BEGIN

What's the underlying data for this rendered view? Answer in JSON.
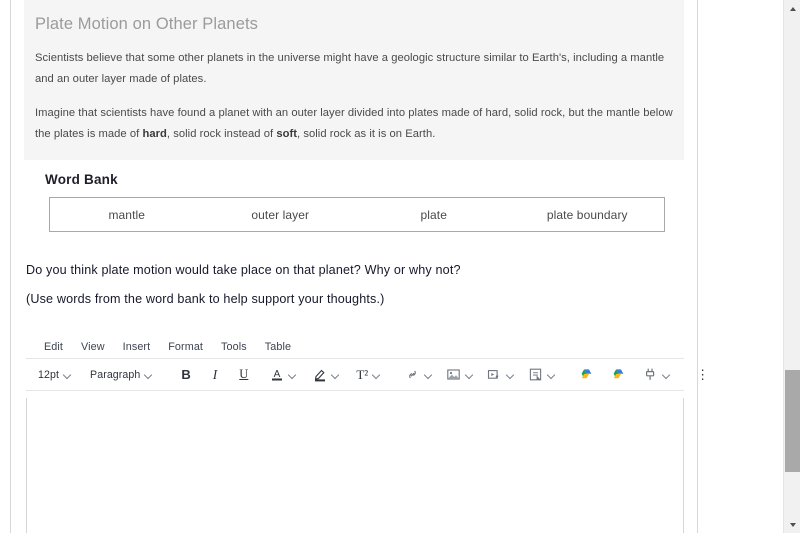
{
  "panel": {
    "title": "Plate Motion on Other Planets",
    "paragraphs": [
      "Scientists believe that some other planets in the universe might have a geologic structure similar to Earth's, including a mantle and an outer layer made of plates.",
      "Imagine that scientists have found a planet with an outer layer divided into plates made of hard, solid rock, but the mantle below the plates is made of |hard|, solid rock instead of |soft|, solid rock as it is on Earth."
    ],
    "bold_terms": [
      "hard",
      "soft"
    ],
    "background_color": "#f5f5f5",
    "title_color": "#9b9b9b"
  },
  "word_bank": {
    "heading": "Word Bank",
    "words": [
      "mantle",
      "outer layer",
      "plate",
      "plate boundary"
    ],
    "border_color": "#a8a8a8"
  },
  "questions": [
    "Do you think plate motion would take place on that planet? Why or why not?",
    "(Use words from the word bank to help support your thoughts.)"
  ],
  "editor": {
    "menubar": [
      "Edit",
      "View",
      "Insert",
      "Format",
      "Tools",
      "Table"
    ],
    "toolbar": {
      "font_size": "12pt",
      "block_format": "Paragraph",
      "bold": "B",
      "italic": "I",
      "underline": "U",
      "text_color": "A",
      "highlight_color": "highlight-pen-icon",
      "formats": "T²",
      "link": "link-icon",
      "image": "image-icon",
      "media": "media-icon",
      "template": "document-template-icon",
      "drive_1": "google-drive-icon",
      "drive_2": "google-drive-icon",
      "plugin": "plug-icon",
      "more": "⋮"
    },
    "body_text": "",
    "drive_colors": [
      "#1d9d58",
      "#f9bc15",
      "#3b7ddd"
    ]
  },
  "scrollbar": {
    "up_arrow": "scroll-up-arrow",
    "down_arrow": "scroll-down-arrow",
    "thumb_color": "#a9a9a9",
    "track_color": "#f1f1f1"
  }
}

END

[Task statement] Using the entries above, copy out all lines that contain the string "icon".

[Solution for this task]
      "highlight_color": "highlight-pen-icon",
      "link": "link-icon",
      "image": "image-icon",
      "media": "media-icon",
      "template": "document-template-icon",
      "drive_1": "google-drive-icon",
      "drive_2": "google-drive-icon",
      "plugin": "plug-icon",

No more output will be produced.